NAOMI WOODLEY: And the duty minister, Richard Colbeck, says it's unfair to expect the department to ask if the temporary licence was to replace a current Australian ship.

RICHARD COLBECK: And no-one else asked the same question, including the MUA, who were advised as part of that process.

If the MUA don't ask that question or raise that concern, why would you expect the officer to?

STEPHEN CONROY: You're the delegate, okay, you can't shift it onto people who might reply to you or not.

NAOMI WOODLEY: The Department's Michael Sutton also told the Greens Senator Janet Rice that Alcoa's financial circumstances were not investigated before the temporary licence was issued.

MICHAEL SUTTON: They made a decision not to use the general licence vessel and that's a black and white matter.

JANET RICE: But they don't have to justify that to you, they just made a decision to do it.

MICHAEL SUTTON: That's correct Senator, and that's the whole premise of the act.

NAOMI WOODLEY: Departmental officials say they weren't aware of the workers being removed from the ship before reading it in the media in January.

But the head of the Australian Maritime Safety Authority, Mick Kinley, told Labor Senator Stephen Conroy they knew on December the 21st because Alcoa had to submit new paperwork for the foreign workers.

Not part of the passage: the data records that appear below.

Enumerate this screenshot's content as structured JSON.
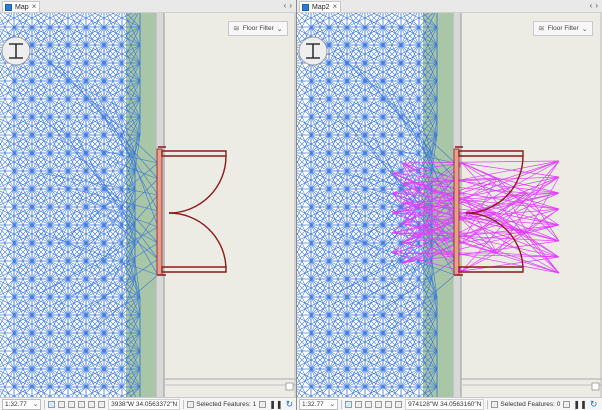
{
  "left_pane": {
    "tab_label": "Map",
    "floor_filter_label": "Floor Filter",
    "status": {
      "scale": "1:32.77",
      "coordinates": "3938\"W 34.0563372\"N",
      "selected_features": "Selected Features: 1"
    }
  },
  "right_pane": {
    "tab_label": "Map2",
    "floor_filter_label": "Floor Filter",
    "status": {
      "scale": "1:32.77",
      "coordinates": "974128\"W 34.0563160\"N",
      "selected_features": "Selected Features: 0"
    }
  },
  "glyphs": {
    "close": "×",
    "prev": "‹",
    "next": "›",
    "dropdown": "⌄",
    "pause": "❚❚",
    "refresh": "↻",
    "floor_filter_icon": "≋"
  },
  "colors": {
    "network_lines": "#2f6fdc",
    "selected_network": "#e040fb",
    "door_outline": "#8b1a1a",
    "door_frame": "#e8a08a",
    "green_corridor": "#a9c7a6",
    "floor_background": "#ecebe4",
    "wall": "#d8d8d8"
  }
}
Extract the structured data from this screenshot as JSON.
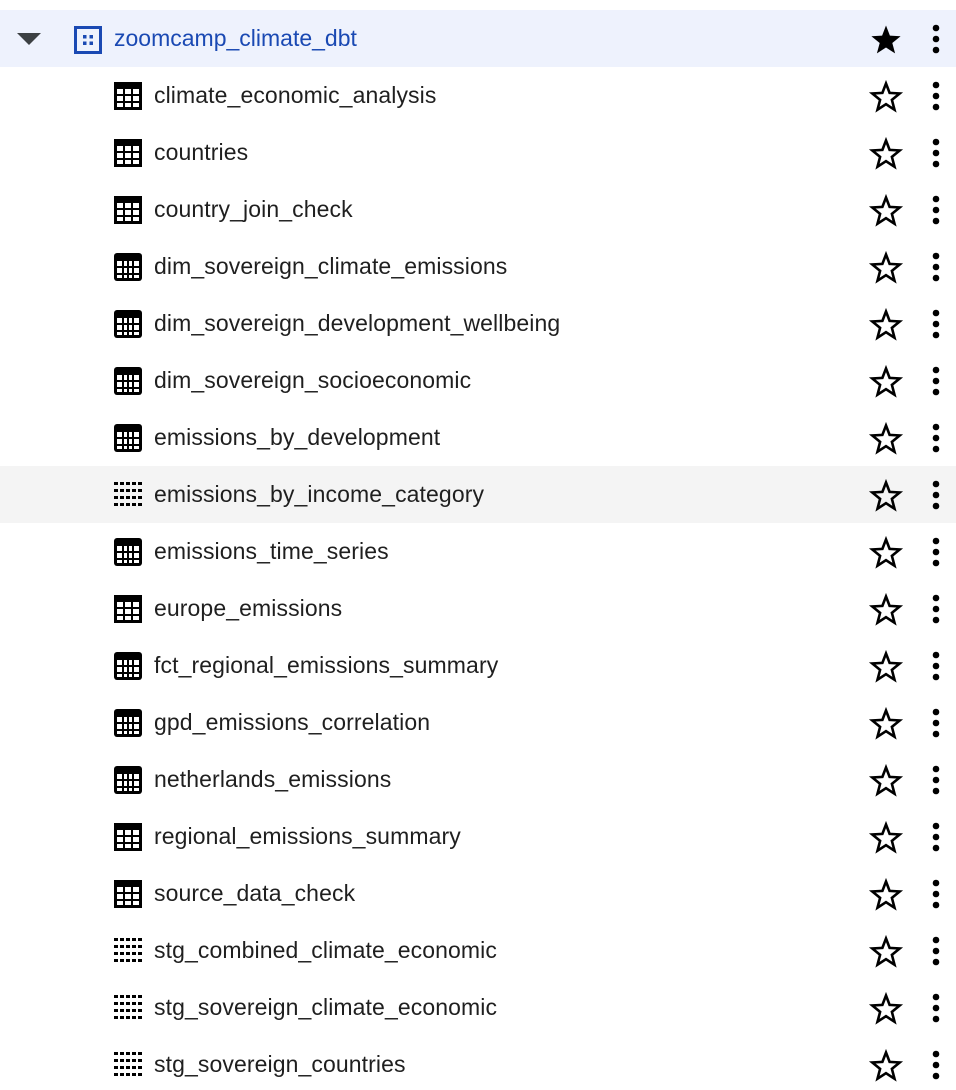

STEPHEN CONROY: And so they clearly indicated to you that they were going to replace the Australian crew with a foreign source crew?

MICK KINLEY: That was what we understood from why they were applying for those certificates of recognition.

NAOMI WOODLEY: Mr Kinley says he assumes AMSA would have notified the department at the time, but he took the question on notice to confirm it.

MICHAEL BRISSENDEN: Naomi Woodley with that report.